**TASK DETAILS:**
Copy out the records precisely, omitting pictures.

**DATA SUPPLIED:**
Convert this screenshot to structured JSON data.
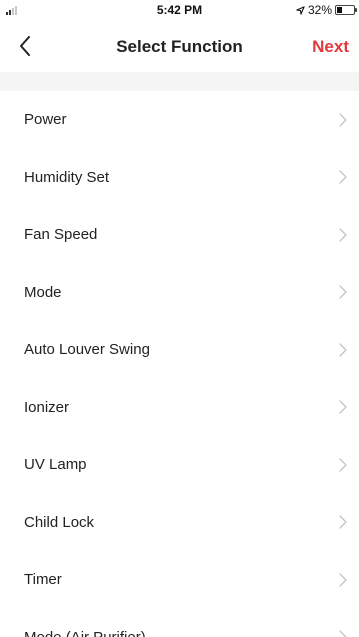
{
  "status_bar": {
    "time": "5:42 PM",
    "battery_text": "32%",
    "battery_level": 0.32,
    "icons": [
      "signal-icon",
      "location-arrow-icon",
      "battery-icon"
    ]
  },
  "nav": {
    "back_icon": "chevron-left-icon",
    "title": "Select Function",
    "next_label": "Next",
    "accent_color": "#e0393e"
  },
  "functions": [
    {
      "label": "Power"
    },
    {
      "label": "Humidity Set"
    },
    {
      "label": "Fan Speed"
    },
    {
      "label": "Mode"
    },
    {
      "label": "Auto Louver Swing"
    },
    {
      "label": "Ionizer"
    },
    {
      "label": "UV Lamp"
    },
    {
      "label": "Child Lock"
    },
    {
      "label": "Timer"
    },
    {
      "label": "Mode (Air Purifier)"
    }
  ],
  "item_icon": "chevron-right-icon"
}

**ANSWER TO THE EXERCISE:**
Convert this screenshot to structured JSON data.
{
  "status_bar": {
    "time": "5:42 PM",
    "battery_text": "32%",
    "battery_level": 0.32,
    "icons": [
      "signal-icon",
      "location-arrow-icon",
      "battery-icon"
    ]
  },
  "nav": {
    "back_icon": "chevron-left-icon",
    "title": "Select Function",
    "next_label": "Next",
    "accent_color": "#e0393e"
  },
  "functions": [
    {
      "label": "Power"
    },
    {
      "label": "Humidity Set"
    },
    {
      "label": "Fan Speed"
    },
    {
      "label": "Mode"
    },
    {
      "label": "Auto Louver Swing"
    },
    {
      "label": "Ionizer"
    },
    {
      "label": "UV Lamp"
    },
    {
      "label": "Child Lock"
    },
    {
      "label": "Timer"
    },
    {
      "label": "Mode (Air Purifier)"
    }
  ],
  "item_icon": "chevron-right-icon"
}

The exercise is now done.